A new school year begins every August, and it always brings new challenges and experiences to the students, but this new year brings some particularly significant changes to teachers and administrators as well.
Several substantial changes in the way certain classes are taught are, after months of discussion by the Board of Trustees, headed for the classroom.
One of the biggest changes is the introduction of iPad tablet computers to the lives of students across the elementary and high school districts.
A few months ago, trustees approved the purchase of 500 iPads that will be distributed among the schools, some assigned to specific classes and others left on school-wide carts to be checked out by teachers looking to experiment.
Havre Public Schools Superintendent Andy Carlson said that those experiments, while not guaranteed to succeed, are good for the districts and the future of Hi-Line education.
“I think it just opens up another resource that we haven’t had in the past, ” Carlson said. “I think our focus has to be on student achievement and instruction, and I think this is an achievement in instruction.
“We’re going to get better.

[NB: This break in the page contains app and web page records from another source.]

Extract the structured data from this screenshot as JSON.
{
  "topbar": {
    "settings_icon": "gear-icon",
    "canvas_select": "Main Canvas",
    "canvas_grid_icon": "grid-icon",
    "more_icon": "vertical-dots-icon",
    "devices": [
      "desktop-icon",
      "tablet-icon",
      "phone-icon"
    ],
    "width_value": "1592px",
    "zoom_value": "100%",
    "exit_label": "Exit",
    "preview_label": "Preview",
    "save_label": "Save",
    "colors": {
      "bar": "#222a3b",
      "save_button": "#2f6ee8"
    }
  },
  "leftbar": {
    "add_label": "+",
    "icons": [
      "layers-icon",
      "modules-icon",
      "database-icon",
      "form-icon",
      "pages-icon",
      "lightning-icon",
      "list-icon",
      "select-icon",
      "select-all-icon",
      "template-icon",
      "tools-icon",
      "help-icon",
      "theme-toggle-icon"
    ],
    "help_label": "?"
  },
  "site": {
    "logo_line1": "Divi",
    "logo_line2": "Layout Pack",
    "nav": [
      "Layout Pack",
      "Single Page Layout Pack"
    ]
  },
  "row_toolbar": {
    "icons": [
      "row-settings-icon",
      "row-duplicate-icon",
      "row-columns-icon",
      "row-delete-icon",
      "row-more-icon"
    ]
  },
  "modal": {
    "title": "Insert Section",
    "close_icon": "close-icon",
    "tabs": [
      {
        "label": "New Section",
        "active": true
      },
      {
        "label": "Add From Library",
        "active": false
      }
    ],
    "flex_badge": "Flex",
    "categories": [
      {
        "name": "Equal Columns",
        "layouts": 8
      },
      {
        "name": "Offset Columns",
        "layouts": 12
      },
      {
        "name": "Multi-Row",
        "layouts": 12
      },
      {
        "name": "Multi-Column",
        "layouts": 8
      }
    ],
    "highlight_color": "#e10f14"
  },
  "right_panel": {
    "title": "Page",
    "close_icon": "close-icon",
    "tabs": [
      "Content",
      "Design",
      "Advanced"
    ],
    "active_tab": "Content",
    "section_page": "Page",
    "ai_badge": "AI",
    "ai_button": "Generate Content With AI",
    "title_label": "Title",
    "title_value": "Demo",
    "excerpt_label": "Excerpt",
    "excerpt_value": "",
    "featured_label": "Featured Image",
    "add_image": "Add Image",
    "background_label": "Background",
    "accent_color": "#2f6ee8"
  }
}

I think one of the things we’re going to be open to this year is we’re going to have some trials and tribulations, and that’s OK. What’s not OK is getting these devices and not implement. ”
Teachers were meeting during the Havre Public Schools Tech Ed Camp last week in the Havre Middle School library to participate in a few iPad instruction sessions, from “iPad 101” to “iPad Apps For The Classroom. ”
The classes were taught by speech pathologist Karen Gibson, who has been using iPads in her program with significant success over the past year.
The trustees approved the substantial purchase, by a close margin, because there just happened to be enough of a budget surplus to do so.
Carlson said at the time that he doesn’t expect to make such a large jump again, and this year’s enrollment figures back him up. Though the district’s goal is eventually to have an electronic device in the hands of every student.
Another long-term goal for Havre education is making progress this year, as changes to the Students United for New Success program take effect.
The alternative program will begin following principles the school system has been exploring, at least since it brought education reform advocate Jamie Vollmer to speak at Montana State University-Northern last August.
Vollmer said then that it is no wonder we get such differing results from students when schools hold time constant, 13 years from K to 12. If schools focused on holding results constant, and letting the education take as little or as long as has to take, that students would be a lot better off.
Despite being a fairly radical idea, overturning a century of Industrial Revolution-era educational traditions, Havre Public Schools decided to integrate some of it while reorganizing SUNS after the program’s founder Debbie Kirby retired this spring.
Carlson said that the SUNS experiment is a part of a state-wide Reinventing Schools Initiative that includes an alternative school in Bozeman and Lame Deer Public Schools. Bozeman is even reportedly eyeing the changes for its “entire high school, ” Carlson said.
“I’m pretty excited to see how that’s going to go, ” Carlson said.
Carlson wanted to clarify these changes are not an excuse for SUNS students to slack off.
“It’s not a lessening in standards or a move-at-your-own-pace program, ” Carlson said.
Kipp Lewis, Havre High School assistant principal, will head the new program.
This past school year, the districts made some massive changes to the entire math curriculum, which came out of months of planning and rewriting with teachers from all grades and former Assistant Superintendent and Director of Instruction Tom Korst.
Korst is starting his first year as the superintendent of Hamilton Public Schools this year, but his replacement, Leland Stocker, will continue the curriculum review.
This year the focus is on the communication arts, or English, curriculum.
While Stocker trains in Helena before the year begins, Carlson said that the changes will encompass all aspects of English education, with some thought on how to use the schools new technological resources.
One main component to last year’s math review was the establishment of “common course assessments, ” that allow students’ performance to be compared across classrooms and through their school career, from year to year.
This year’s work will bring the benefits of common assessments, such as recognizing and playing to a particular student’s strength or weakness, to the world of words.
On top of all of this, this is an election year, which means that this school year is a legislative year, overlapping with January’s upcoming legislative session, which Carlson said the district is already preparing for.
Carlson said he anticipates a lot of talk about how Montana schools could be improved, possibly by importing new models from out of state, but he doesn’t think that’s necessary, especially considering Montana’s relatively high graduation rates.
“I think it’s important that people get accurate information about what is already occurring in the state, ” Carlson said. “Sometimes I wonder why we look at other states for a model when other states should be looking at us. ”